**SOURCE MATERIAL:**
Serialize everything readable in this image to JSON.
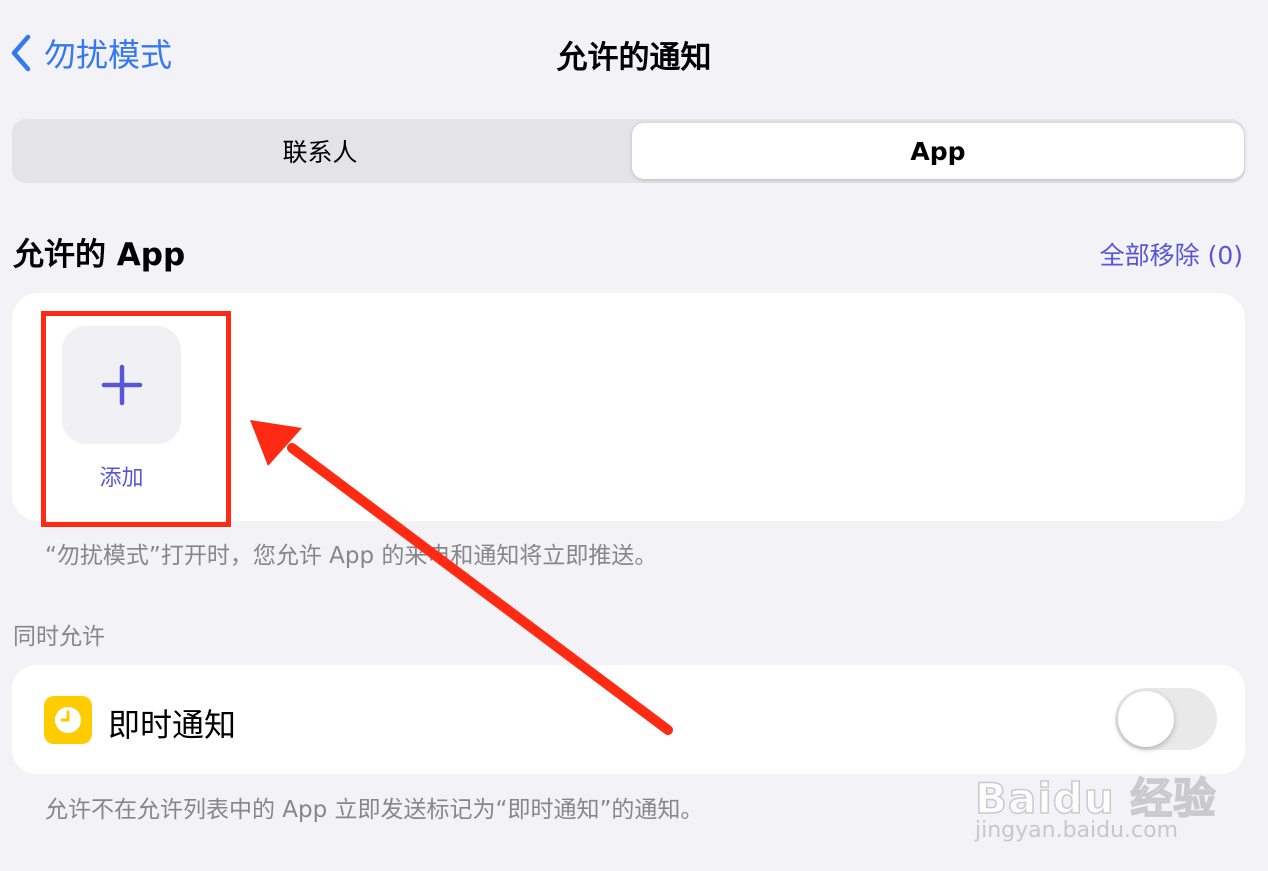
{
  "nav": {
    "back_label": "勿扰模式",
    "title": "允许的通知"
  },
  "segmented": {
    "left_label": "联系人",
    "right_label": "App",
    "selected": "App"
  },
  "allowed_apps": {
    "header": "允许的 App",
    "remove_all": "全部移除 (0)",
    "add_label": "添加",
    "footnote": "“勿扰模式”打开时，您允许 App 的来电和通知将立即推送。"
  },
  "also_allow": {
    "header": "同时允许",
    "time_sensitive_label": "即时通知",
    "toggle_on": false,
    "footnote": "允许不在允许列表中的 App 立即发送标记为“即时通知”的通知。"
  },
  "annotation": {
    "highlight_color": "#ff2a14"
  },
  "watermark": {
    "brand": "Baidu 经验",
    "url": "jingyan.baidu.com"
  },
  "colors": {
    "accent_blue": "#3478f6",
    "accent_purple": "#5856d6",
    "icon_yellow": "#ffcc00"
  }
}
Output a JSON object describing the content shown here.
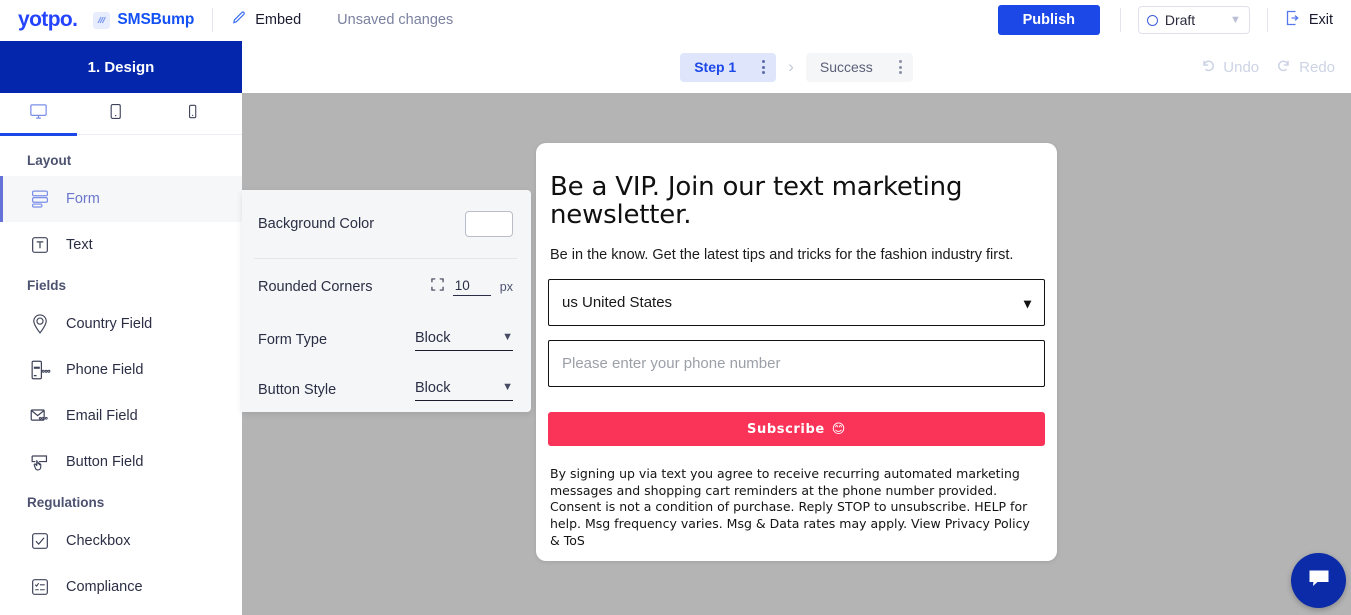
{
  "topbar": {
    "logo": "yotpo.",
    "app_icon": "smsbump-icon",
    "app_name": "SMSBump",
    "embed_icon": "pencil-icon",
    "embed_label": "Embed",
    "save_status": "Unsaved changes",
    "publish_label": "Publish",
    "status_dot_icon": "circle-icon",
    "status_value": "Draft",
    "status_caret_icon": "chevron-down-icon",
    "exit_icon": "exit-arrow-icon",
    "exit_label": "Exit"
  },
  "sidebar": {
    "header": "1. Design",
    "devices": [
      {
        "name": "desktop",
        "icon": "monitor-icon",
        "active": true
      },
      {
        "name": "tablet",
        "icon": "tablet-icon",
        "active": false
      },
      {
        "name": "mobile",
        "icon": "mobile-icon",
        "active": false
      }
    ],
    "groups": [
      {
        "title": "Layout",
        "items": [
          {
            "label": "Form",
            "icon": "form-icon",
            "active": true
          },
          {
            "label": "Text",
            "icon": "text-box-icon",
            "active": false
          }
        ]
      },
      {
        "title": "Fields",
        "items": [
          {
            "label": "Country Field",
            "icon": "map-pin-icon",
            "active": false
          },
          {
            "label": "Phone Field",
            "icon": "phone-field-icon",
            "active": false
          },
          {
            "label": "Email Field",
            "icon": "envelope-icon",
            "active": false
          },
          {
            "label": "Button Field",
            "icon": "click-button-icon",
            "active": false
          }
        ]
      },
      {
        "title": "Regulations",
        "items": [
          {
            "label": "Checkbox",
            "icon": "checkbox-icon",
            "active": false
          },
          {
            "label": "Compliance",
            "icon": "checklist-icon",
            "active": false
          }
        ]
      }
    ]
  },
  "stepbar": {
    "steps": [
      {
        "label": "Step 1",
        "active": true
      },
      {
        "label": "Success",
        "active": false
      }
    ],
    "arrow_icon": "chevron-right-icon",
    "kebab_icon": "vertical-dots-icon",
    "undo": {
      "icon": "undo-arrow-icon",
      "label": "Undo"
    },
    "redo": {
      "icon": "redo-arrow-icon",
      "label": "Redo"
    }
  },
  "settings": {
    "background_color_label": "Background Color",
    "background_color_value": "#ffffff",
    "rounded_corners_label": "Rounded Corners",
    "rounded_corners_icon": "corner-radius-icon",
    "rounded_corners_value": "10",
    "rounded_corners_unit": "px",
    "form_type_label": "Form Type",
    "form_type_value": "Block",
    "button_style_label": "Button Style",
    "button_style_value": "Block",
    "caret_icon": "chevron-down-icon"
  },
  "form_preview": {
    "title": "Be a VIP. Join our text marketing newsletter.",
    "subtitle": "Be in the know. Get the latest tips and tricks for the fashion industry first.",
    "country_value": "us United States",
    "country_caret_icon": "chevron-down-icon",
    "phone_placeholder": "Please enter your phone number",
    "submit_label": "Subscribe",
    "submit_emoji": "😊",
    "submit_color": "#fa3358",
    "legal": "By signing up via text you agree to receive recurring automated marketing messages and shopping cart reminders at the phone number provided. Consent is not a condition of purchase. Reply STOP to unsubscribe. HELP for help. Msg frequency varies. Msg & Data rates may apply. View Privacy Policy & ToS"
  },
  "chat": {
    "icon": "chat-bubble-icon"
  },
  "colors": {
    "brand_blue": "#1d48e8",
    "design_header": "#0326ac",
    "canvas_gray": "#b4b4b4",
    "panel_gray": "#f5f6f7",
    "accent_pink": "#fa3358"
  }
}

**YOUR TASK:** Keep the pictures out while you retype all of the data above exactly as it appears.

**SOLUTION FOR THIS PROBLEM:**
Serialize everything readable in this image to JSON.
{
  "nav": {
    "back_label": "勿扰模式",
    "title": "允许的通知"
  },
  "segmented": {
    "left_label": "联系人",
    "right_label": "App",
    "selected": "App"
  },
  "allowed_apps": {
    "header": "允许的 App",
    "remove_all": "全部移除 (0)",
    "add_label": "添加",
    "footnote": "“勿扰模式”打开时，您允许 App 的来电和通知将立即推送。"
  },
  "also_allow": {
    "header": "同时允许",
    "time_sensitive_label": "即时通知",
    "toggle_on": false,
    "footnote": "允许不在允许列表中的 App 立即发送标记为“即时通知”的通知。"
  },
  "annotation": {
    "highlight_color": "#ff2a14"
  },
  "watermark": {
    "brand": "Baidu 经验",
    "url": "jingyan.baidu.com"
  },
  "colors": {
    "accent_blue": "#3478f6",
    "accent_purple": "#5856d6",
    "icon_yellow": "#ffcc00"
  }
}
Output a JSON object describing the content shown here.
{
  "topbar": {
    "logo": "yotpo.",
    "app_icon": "smsbump-icon",
    "app_name": "SMSBump",
    "embed_icon": "pencil-icon",
    "embed_label": "Embed",
    "save_status": "Unsaved changes",
    "publish_label": "Publish",
    "status_dot_icon": "circle-icon",
    "status_value": "Draft",
    "status_caret_icon": "chevron-down-icon",
    "exit_icon": "exit-arrow-icon",
    "exit_label": "Exit"
  },
  "sidebar": {
    "header": "1. Design",
    "devices": [
      {
        "name": "desktop",
        "icon": "monitor-icon",
        "active": true
      },
      {
        "name": "tablet",
        "icon": "tablet-icon",
        "active": false
      },
      {
        "name": "mobile",
        "icon": "mobile-icon",
        "active": false
      }
    ],
    "groups": [
      {
        "title": "Layout",
        "items": [
          {
            "label": "Form",
            "icon": "form-icon",
            "active": true
          },
          {
            "label": "Text",
            "icon": "text-box-icon",
            "active": false
          }
        ]
      },
      {
        "title": "Fields",
        "items": [
          {
            "label": "Country Field",
            "icon": "map-pin-icon",
            "active": false
          },
          {
            "label": "Phone Field",
            "icon": "phone-field-icon",
            "active": false
          },
          {
            "label": "Email Field",
            "icon": "envelope-icon",
            "active": false
          },
          {
            "label": "Button Field",
            "icon": "click-button-icon",
            "active": false
          }
        ]
      },
      {
        "title": "Regulations",
        "items": [
          {
            "label": "Checkbox",
            "icon": "checkbox-icon",
            "active": false
          },
          {
            "label": "Compliance",
            "icon": "checklist-icon",
            "active": false
          }
        ]
      }
    ]
  },
  "stepbar": {
    "steps": [
      {
        "label": "Step 1",
        "active": true
      },
      {
        "label": "Success",
        "active": false
      }
    ],
    "arrow_icon": "chevron-right-icon",
    "kebab_icon": "vertical-dots-icon",
    "undo": {
      "icon": "undo-arrow-icon",
      "label": "Undo"
    },
    "redo": {
      "icon": "redo-arrow-icon",
      "label": "Redo"
    }
  },
  "settings": {
    "background_color_label": "Background Color",
    "background_color_value": "#ffffff",
    "rounded_corners_label": "Rounded Corners",
    "rounded_corners_icon": "corner-radius-icon",
    "rounded_corners_value": "10",
    "rounded_corners_unit": "px",
    "form_type_label": "Form Type",
    "form_type_value": "Block",
    "button_style_label": "Button Style",
    "button_style_value": "Block",
    "caret_icon": "chevron-down-icon"
  },
  "form_preview": {
    "title": "Be a VIP. Join our text marketing newsletter.",
    "subtitle": "Be in the know. Get the latest tips and tricks for the fashion industry first.",
    "country_value": "us United States",
    "country_caret_icon": "chevron-down-icon",
    "phone_placeholder": "Please enter your phone number",
    "submit_label": "Subscribe",
    "submit_emoji": "😊",
    "submit_color": "#fa3358",
    "legal": "By signing up via text you agree to receive recurring automated marketing messages and shopping cart reminders at the phone number provided. Consent is not a condition of purchase. Reply STOP to unsubscribe. HELP for help. Msg frequency varies. Msg & Data rates may apply. View Privacy Policy & ToS"
  },
  "chat": {
    "icon": "chat-bubble-icon"
  },
  "colors": {
    "brand_blue": "#1d48e8",
    "design_header": "#0326ac",
    "canvas_gray": "#b4b4b4",
    "panel_gray": "#f5f6f7",
    "accent_pink": "#fa3358"
  }
}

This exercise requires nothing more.